There was lots of raunchy debauchery on MTV around this time, but they had a strict policy against product placement, refusing to air videos where products were mentioned by name. This was designed to protect their advertisers and make their commercials more valuable (why would Pepsi buy airtime when they could put a can in a Duran Duran video?). Citing this policy, MTV banned the video, which generated a great deal of controversy and also proved Young's point about corporate interests infiltrating music. The ban happened in early July 1988; Young sent an open letter to MTV stating:MTV, you spineless twerps.
You refuse to play "This Note's For You" because you're afraid to offend your sponsors.
What does the "M" in MTV stand for: music or money?
Long live rock and roll.
Forced to admit they were refusing to air an excellent video to protect their sponsors, MTV went into damage control mode and agreed to air the video. They made it into an event, debuting the video on August 21 as part of a 30-minute special about the controversy. Then they awarded it Video of the Year at the 1989 MTV Video Music Awards. Young showed up to accept it.
Young discussed his reasons for accepting the award despite it being originally banned in an interview with Village Voice Rock and Roll Quarterly
: "I dunno - must be the Perry Como in me. I could do the hard-line Marlon Brando thing, not accept the award, give it to the Indians. But that's almost the predictable thing to do. You can't get money to make videos if MTV won't play them. In accepting the award I thought I'd be able to make more videos and get 'em played."
MTV at the time was about as permissive as the cable landscape got - at least in terms of bawdy behavior. That's why it was surprising anytime they deemed something not suitable for air. In 1992, Paul McCartney recorded a concert for MTV for their Up Close
series, but the network edited out his song "Big Boys Bickering
," which was about politics and the environment.

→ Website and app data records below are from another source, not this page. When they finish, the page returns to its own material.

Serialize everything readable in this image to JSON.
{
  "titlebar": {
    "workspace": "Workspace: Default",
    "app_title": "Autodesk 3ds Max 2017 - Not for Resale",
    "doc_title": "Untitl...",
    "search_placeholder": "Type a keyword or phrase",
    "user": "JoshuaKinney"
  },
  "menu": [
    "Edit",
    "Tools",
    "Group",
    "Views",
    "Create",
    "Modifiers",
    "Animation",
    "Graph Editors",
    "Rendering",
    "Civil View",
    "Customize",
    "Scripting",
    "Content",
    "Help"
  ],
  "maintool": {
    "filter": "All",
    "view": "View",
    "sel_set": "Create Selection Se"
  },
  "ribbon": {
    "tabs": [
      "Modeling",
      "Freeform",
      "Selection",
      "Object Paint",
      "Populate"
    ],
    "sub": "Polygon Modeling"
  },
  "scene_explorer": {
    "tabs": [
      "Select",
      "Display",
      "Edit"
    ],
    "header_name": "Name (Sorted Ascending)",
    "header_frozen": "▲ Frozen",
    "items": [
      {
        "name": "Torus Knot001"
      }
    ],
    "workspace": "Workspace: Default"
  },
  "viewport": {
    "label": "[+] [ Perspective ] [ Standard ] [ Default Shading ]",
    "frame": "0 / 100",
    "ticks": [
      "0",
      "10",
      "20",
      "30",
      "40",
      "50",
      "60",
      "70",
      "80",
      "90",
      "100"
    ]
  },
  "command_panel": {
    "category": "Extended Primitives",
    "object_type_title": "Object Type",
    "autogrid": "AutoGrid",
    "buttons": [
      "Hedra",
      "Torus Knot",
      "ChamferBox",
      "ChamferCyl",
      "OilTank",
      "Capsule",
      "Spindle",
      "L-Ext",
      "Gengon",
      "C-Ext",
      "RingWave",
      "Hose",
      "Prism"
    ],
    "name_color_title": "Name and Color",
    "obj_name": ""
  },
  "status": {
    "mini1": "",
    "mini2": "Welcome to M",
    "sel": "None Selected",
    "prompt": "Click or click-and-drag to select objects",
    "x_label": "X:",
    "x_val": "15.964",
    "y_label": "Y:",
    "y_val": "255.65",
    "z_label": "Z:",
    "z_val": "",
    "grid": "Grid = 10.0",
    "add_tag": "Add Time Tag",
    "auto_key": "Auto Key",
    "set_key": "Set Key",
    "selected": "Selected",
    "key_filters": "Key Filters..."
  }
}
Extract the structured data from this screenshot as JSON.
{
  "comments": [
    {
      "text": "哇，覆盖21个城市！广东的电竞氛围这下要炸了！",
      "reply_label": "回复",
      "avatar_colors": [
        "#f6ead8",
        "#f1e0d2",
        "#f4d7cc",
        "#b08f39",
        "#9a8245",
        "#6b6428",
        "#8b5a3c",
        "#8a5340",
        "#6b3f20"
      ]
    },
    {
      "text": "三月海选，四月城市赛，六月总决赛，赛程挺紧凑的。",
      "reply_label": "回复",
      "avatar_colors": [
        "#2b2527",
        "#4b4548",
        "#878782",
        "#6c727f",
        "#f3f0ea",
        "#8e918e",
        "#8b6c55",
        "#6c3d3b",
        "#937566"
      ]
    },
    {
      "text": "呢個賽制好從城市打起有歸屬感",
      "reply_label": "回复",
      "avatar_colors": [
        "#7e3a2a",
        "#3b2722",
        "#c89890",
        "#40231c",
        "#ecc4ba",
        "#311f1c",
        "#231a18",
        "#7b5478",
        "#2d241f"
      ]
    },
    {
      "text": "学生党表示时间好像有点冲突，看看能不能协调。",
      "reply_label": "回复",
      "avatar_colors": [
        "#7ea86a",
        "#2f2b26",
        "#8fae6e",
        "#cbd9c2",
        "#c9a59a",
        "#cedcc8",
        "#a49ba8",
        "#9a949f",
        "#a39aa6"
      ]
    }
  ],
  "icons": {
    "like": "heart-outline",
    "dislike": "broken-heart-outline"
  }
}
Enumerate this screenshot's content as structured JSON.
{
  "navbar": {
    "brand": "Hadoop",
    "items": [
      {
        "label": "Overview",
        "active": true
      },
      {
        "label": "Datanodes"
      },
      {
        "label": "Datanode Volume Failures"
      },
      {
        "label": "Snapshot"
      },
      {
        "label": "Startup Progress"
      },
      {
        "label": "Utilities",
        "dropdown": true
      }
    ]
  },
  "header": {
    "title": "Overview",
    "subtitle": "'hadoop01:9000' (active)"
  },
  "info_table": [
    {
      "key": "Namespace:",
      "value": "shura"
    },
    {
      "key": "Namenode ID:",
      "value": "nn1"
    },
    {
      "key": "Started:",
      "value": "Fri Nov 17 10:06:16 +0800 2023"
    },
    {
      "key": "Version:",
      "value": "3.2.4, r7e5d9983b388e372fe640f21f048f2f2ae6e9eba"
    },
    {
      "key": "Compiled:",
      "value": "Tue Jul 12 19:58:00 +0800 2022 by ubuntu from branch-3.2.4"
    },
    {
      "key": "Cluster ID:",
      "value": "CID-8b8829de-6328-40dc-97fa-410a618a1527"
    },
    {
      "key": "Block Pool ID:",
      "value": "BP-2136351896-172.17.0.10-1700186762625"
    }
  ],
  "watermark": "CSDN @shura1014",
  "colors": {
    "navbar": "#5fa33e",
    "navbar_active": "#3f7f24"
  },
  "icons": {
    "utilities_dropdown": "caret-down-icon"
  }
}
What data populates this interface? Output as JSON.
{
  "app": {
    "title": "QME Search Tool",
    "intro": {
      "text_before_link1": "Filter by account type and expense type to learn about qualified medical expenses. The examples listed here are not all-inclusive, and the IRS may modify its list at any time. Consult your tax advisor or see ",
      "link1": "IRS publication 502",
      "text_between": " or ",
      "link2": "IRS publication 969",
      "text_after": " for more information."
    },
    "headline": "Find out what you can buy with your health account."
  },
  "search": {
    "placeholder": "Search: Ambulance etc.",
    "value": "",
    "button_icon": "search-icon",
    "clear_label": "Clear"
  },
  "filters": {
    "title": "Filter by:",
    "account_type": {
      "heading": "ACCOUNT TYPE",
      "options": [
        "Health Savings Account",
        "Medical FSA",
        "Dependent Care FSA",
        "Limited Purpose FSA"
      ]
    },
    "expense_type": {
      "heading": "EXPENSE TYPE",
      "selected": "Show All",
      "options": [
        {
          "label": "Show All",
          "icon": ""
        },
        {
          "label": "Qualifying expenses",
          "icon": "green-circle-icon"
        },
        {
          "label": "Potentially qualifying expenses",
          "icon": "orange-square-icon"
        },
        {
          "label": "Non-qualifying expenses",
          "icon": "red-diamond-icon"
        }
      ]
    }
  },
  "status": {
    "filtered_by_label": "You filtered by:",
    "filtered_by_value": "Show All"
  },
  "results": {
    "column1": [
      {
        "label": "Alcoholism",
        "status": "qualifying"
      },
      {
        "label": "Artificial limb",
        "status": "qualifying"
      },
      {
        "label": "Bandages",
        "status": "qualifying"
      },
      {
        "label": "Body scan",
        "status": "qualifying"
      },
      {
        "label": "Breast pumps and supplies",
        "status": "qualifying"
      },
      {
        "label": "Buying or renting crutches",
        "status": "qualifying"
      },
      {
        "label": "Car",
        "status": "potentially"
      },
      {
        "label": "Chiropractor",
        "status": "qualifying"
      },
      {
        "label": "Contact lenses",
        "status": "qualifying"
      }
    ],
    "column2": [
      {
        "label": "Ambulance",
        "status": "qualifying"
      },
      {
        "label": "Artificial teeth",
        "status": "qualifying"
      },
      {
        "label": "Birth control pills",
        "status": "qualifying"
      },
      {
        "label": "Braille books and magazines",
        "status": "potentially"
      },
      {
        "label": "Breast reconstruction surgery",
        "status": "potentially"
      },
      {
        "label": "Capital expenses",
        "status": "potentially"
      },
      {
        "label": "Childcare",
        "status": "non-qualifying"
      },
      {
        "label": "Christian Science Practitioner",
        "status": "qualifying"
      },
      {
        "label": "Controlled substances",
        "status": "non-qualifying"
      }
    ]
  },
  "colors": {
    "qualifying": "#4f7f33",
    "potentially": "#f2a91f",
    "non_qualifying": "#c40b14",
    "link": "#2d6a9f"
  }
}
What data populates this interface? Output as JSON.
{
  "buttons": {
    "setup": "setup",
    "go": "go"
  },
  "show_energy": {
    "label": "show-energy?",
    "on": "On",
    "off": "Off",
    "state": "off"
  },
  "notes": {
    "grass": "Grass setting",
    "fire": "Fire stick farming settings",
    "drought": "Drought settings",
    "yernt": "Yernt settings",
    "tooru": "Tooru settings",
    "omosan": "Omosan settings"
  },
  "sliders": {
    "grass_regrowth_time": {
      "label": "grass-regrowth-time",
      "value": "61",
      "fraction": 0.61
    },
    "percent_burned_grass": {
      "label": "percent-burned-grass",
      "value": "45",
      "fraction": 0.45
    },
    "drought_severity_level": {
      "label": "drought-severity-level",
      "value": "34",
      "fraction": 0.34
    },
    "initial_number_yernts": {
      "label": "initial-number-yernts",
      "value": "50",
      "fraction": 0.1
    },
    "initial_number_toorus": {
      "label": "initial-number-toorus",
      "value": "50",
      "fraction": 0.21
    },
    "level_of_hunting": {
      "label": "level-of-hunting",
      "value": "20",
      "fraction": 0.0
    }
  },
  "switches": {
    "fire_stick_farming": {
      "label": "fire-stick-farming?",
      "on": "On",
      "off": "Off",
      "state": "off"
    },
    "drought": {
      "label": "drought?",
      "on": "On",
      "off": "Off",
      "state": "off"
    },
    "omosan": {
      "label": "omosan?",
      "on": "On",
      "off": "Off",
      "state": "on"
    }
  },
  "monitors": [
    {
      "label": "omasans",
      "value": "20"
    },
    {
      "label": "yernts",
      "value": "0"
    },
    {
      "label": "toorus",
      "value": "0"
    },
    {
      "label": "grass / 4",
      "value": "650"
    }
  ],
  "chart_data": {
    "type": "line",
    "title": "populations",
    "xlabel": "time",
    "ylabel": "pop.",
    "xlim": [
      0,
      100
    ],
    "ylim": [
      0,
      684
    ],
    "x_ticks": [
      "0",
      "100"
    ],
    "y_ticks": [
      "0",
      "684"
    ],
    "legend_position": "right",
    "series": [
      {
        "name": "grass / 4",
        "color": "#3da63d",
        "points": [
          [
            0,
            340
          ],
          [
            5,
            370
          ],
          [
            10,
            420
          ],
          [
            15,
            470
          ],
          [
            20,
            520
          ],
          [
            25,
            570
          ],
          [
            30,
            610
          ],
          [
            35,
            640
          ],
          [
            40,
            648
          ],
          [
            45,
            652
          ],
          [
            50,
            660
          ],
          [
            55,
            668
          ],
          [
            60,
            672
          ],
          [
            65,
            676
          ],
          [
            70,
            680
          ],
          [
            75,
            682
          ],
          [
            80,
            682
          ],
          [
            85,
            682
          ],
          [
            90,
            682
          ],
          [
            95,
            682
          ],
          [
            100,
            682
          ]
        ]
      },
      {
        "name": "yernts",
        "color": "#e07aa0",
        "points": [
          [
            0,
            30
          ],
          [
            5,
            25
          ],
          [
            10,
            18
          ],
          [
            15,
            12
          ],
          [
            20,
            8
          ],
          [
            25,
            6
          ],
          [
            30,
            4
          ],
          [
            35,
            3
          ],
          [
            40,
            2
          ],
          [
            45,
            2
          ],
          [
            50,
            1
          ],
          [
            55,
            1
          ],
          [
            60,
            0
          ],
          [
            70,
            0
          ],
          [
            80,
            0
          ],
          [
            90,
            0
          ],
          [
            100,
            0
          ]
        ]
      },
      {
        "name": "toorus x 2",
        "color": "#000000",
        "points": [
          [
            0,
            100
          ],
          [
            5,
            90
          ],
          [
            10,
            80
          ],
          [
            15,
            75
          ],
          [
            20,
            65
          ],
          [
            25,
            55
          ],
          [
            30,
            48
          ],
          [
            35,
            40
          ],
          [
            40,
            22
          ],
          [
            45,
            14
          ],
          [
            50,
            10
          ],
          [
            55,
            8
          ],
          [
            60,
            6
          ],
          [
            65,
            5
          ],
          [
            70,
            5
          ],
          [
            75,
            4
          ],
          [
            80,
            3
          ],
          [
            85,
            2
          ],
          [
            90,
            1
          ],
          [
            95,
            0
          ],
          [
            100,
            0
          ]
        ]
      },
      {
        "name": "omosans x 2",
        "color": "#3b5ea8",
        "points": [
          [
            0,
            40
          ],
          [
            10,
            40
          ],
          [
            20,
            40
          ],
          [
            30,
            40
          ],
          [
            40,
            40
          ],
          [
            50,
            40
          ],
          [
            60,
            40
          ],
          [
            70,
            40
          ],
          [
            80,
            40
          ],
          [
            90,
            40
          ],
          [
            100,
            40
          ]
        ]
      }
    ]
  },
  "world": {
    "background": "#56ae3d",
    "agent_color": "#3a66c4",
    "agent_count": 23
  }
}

MTV claimed that the song was excised because of curse words in the lyrics, although it would have been easy enough to bleep them.